> **ASSIGNMENT**
Count the lines of data below that include "value". Provide only the number.

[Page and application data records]
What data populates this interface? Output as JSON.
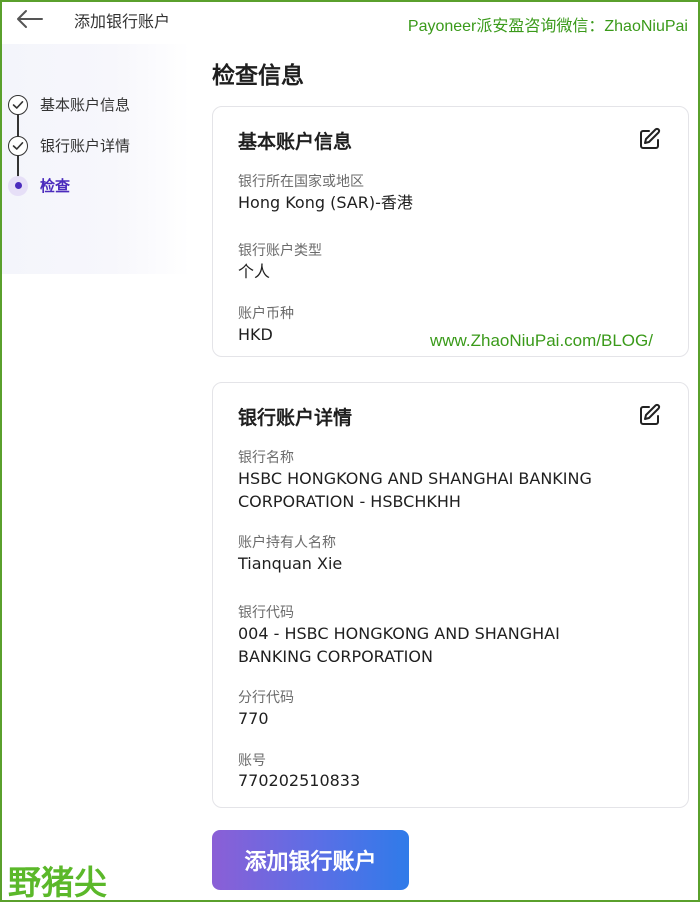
{
  "header": {
    "title": "添加银行账户",
    "back_icon": "arrow-left-icon"
  },
  "watermarks": {
    "top": "Payoneer派安盈咨询微信：ZhaoNiuPai",
    "mid": "www.ZhaoNiuPai.com/BLOG/",
    "bottom": "野猪尖"
  },
  "steps": [
    {
      "label": "基本账户信息",
      "state": "done"
    },
    {
      "label": "银行账户详情",
      "state": "done"
    },
    {
      "label": "检查",
      "state": "active"
    }
  ],
  "main": {
    "title": "检查信息",
    "cards": [
      {
        "title": "基本账户信息",
        "fields": [
          {
            "label": "银行所在国家或地区",
            "value": "Hong Kong (SAR)-香港"
          },
          {
            "label": "银行账户类型",
            "value": "个人"
          },
          {
            "label": "账户币种",
            "value": "HKD"
          }
        ]
      },
      {
        "title": "银行账户详情",
        "fields": [
          {
            "label": "银行名称",
            "value": "HSBC HONGKONG AND SHANGHAI BANKING CORPORATION - HSBCHKHH"
          },
          {
            "label": "账户持有人名称",
            "value": "Tianquan Xie"
          },
          {
            "label": "银行代码",
            "value": "004 - HSBC HONGKONG AND SHANGHAI BANKING CORPORATION"
          },
          {
            "label": "分行代码",
            "value": "770"
          },
          {
            "label": "账号",
            "value": "770202510833"
          }
        ]
      }
    ],
    "submit_label": "添加银行账户"
  },
  "colors": {
    "accent": "#4b2bbd",
    "watermark_green": "#3a9a1a",
    "button_gradient_start": "#8b5fd6",
    "button_gradient_end": "#2f7be9"
  }
}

> **YOUR RESPONSE**
8